Health warning after case of meningococcal confirmed


FAR North Queenslanders are being urged to be vigilant for a dangerous bacterial disease that has reared its head in the region for the first time this year.

Health officials have confirmed a case of invasive meningococcal in the Cairns region, after it was detected in a patient within the past week.

The Cairns and Hinterland Hospital and Health Service, however, cannot say where in the region the case has been recorded.

Meningococcal disease is a relatively rare illness that invades the body through the throat or nose. It usually appears as meningitis or sepsis.

The infection can develop very quickly and can be fatal within hours if not treated properly, according to Meningococcal Australia.

Meningococcal meningitis infection – rash. 28/2/99
Meningococcal meningitis infection – rash. 28/2/99

Although most victims of the disease will recover fully, 10 per cent of those infected will die, and about 20 per cent will have permanent disabilities - ranging from learning difficulties, sight and hearing problems, to liver and kidney failure, loss of fingers, toes and limbs and scarring caused by skin grafts.

The CHHHS region only has an average of one case of the disease each year.

Cairns Tropical Public Health Services director Dr Richard Gair said the unit routinely followed up every new meningococcal case, and may provide antibiotics and/or vaccinations to close household contacts, in line with national guidelines.

"In this instance, the Tropical Public Health Service has undertaken contact tracing," he said.

"There is very low risk of further cases."

Director of Tropical Public Health, Cairns Dr Richard Gair. Picture: Josh Woning.
Director of Tropical Public Health, Cairns Dr Richard Gair. Picture: Josh Woning.

He said the disease was uncommon and did not spread easily.

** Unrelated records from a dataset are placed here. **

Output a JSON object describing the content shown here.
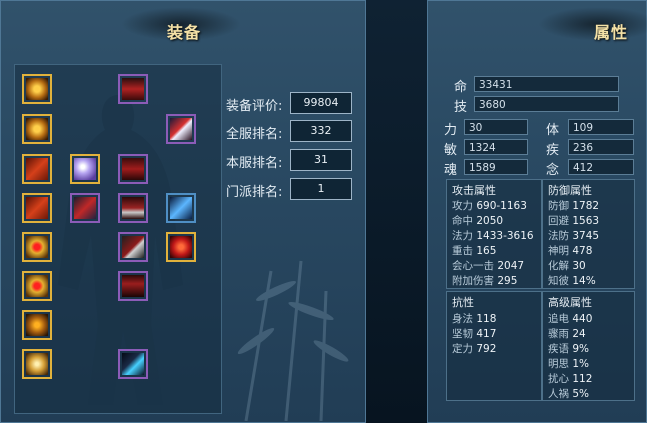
{
  "equipment_panel": {
    "title": "装备",
    "slots": [
      {
        "icon": "gold-sun-emblem-icon",
        "quality": "gold"
      },
      {
        "icon": "red-armor-helm-icon",
        "quality": "purple"
      },
      {
        "icon": "gold-sun-emblem-icon",
        "quality": "gold"
      },
      {
        "icon": "red-sword-weapon-icon",
        "quality": "purple"
      },
      {
        "icon": "red-talisman-icon",
        "quality": "gold"
      },
      {
        "icon": "purple-crystal-icon",
        "quality": "gold"
      },
      {
        "icon": "red-chest-armor-icon",
        "quality": "purple"
      },
      {
        "icon": "red-talisman-icon",
        "quality": "gold"
      },
      {
        "icon": "red-bracer-icon",
        "quality": "purple"
      },
      {
        "icon": "red-shoulder-armor-icon",
        "quality": "purple"
      },
      {
        "icon": "blue-crystal-weapon-icon",
        "quality": "blue"
      },
      {
        "icon": "red-gem-amulet-icon",
        "quality": "gold"
      },
      {
        "icon": "red-gauntlet-icon",
        "quality": "purple"
      },
      {
        "icon": "red-orb-gem-icon",
        "quality": "gold"
      },
      {
        "icon": "red-gem-amulet-icon",
        "quality": "gold"
      },
      {
        "icon": "red-leggings-icon",
        "quality": "purple"
      },
      {
        "icon": "gold-dragon-ring-icon",
        "quality": "gold"
      },
      {
        "icon": "gold-spiral-ring-icon",
        "quality": "gold"
      },
      {
        "icon": "blue-boots-icon",
        "quality": "purple"
      }
    ],
    "stats": [
      {
        "label": "装备评价:",
        "value": "99804"
      },
      {
        "label": "全服排名:",
        "value": "332"
      },
      {
        "label": "本服排名:",
        "value": "31"
      },
      {
        "label": "门派排名:",
        "value": "1"
      }
    ]
  },
  "attribute_panel": {
    "title": "属性",
    "life": {
      "label": "命",
      "value": "33431"
    },
    "skill": {
      "label": "技",
      "value": "3680"
    },
    "base": [
      {
        "label": "力",
        "value": "30"
      },
      {
        "label": "体",
        "value": "109"
      },
      {
        "label": "敏",
        "value": "1324"
      },
      {
        "label": "疾",
        "value": "236"
      },
      {
        "label": "魂",
        "value": "1589"
      },
      {
        "label": "念",
        "value": "412"
      }
    ],
    "attack": {
      "title": "攻击属性",
      "rows": [
        {
          "name": "攻力",
          "value": "690-1163"
        },
        {
          "name": "命中",
          "value": "2050"
        },
        {
          "name": "法力",
          "value": "1433-3616"
        },
        {
          "name": "重击",
          "value": "165"
        },
        {
          "name": "会心一击",
          "value": "2047"
        },
        {
          "name": "附加伤害",
          "value": "295"
        }
      ]
    },
    "defense": {
      "title": "防御属性",
      "rows": [
        {
          "name": "防御",
          "value": "1782"
        },
        {
          "name": "回避",
          "value": "1563"
        },
        {
          "name": "法防",
          "value": "3745"
        },
        {
          "name": "神明",
          "value": "478"
        },
        {
          "name": "化解",
          "value": "30"
        },
        {
          "name": "知彼",
          "value": "14%"
        }
      ]
    },
    "resist": {
      "title": "抗性",
      "rows": [
        {
          "name": "身法",
          "value": "118"
        },
        {
          "name": "坚韧",
          "value": "417"
        },
        {
          "name": "定力",
          "value": "792"
        }
      ]
    },
    "advanced": {
      "title": "高级属性",
      "rows": [
        {
          "name": "追电",
          "value": "440"
        },
        {
          "name": "骤雨",
          "value": "24"
        },
        {
          "name": "疾语",
          "value": "9%"
        },
        {
          "name": "明思",
          "value": "1%"
        },
        {
          "name": "扰心",
          "value": "112"
        },
        {
          "name": "人祸",
          "value": "5%"
        }
      ]
    }
  },
  "colors": {
    "gold": "#e1b23c",
    "purple": "#8c5cb8",
    "blue": "#4f8fc4",
    "title": "#f4e1a6"
  }
}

"However, meningococcal disease can cause serious illness marked by rapid deterioration," he said.

"The community should be vigilant and alert to the signs and symptoms."

The symptoms of meningococcal include a rash, vomiting, fever, headache, confusion, stiff neck, and joint pain.

"If concerned, people should seek immediate medical attention as early treatment can be lifesaving," Dr Gair said.

"All children are offered a combined meningococcus type A, C, W, and Y vaccine at 12 months, and in school Year 10.

"Another vaccine against meningococcus type B is available privately."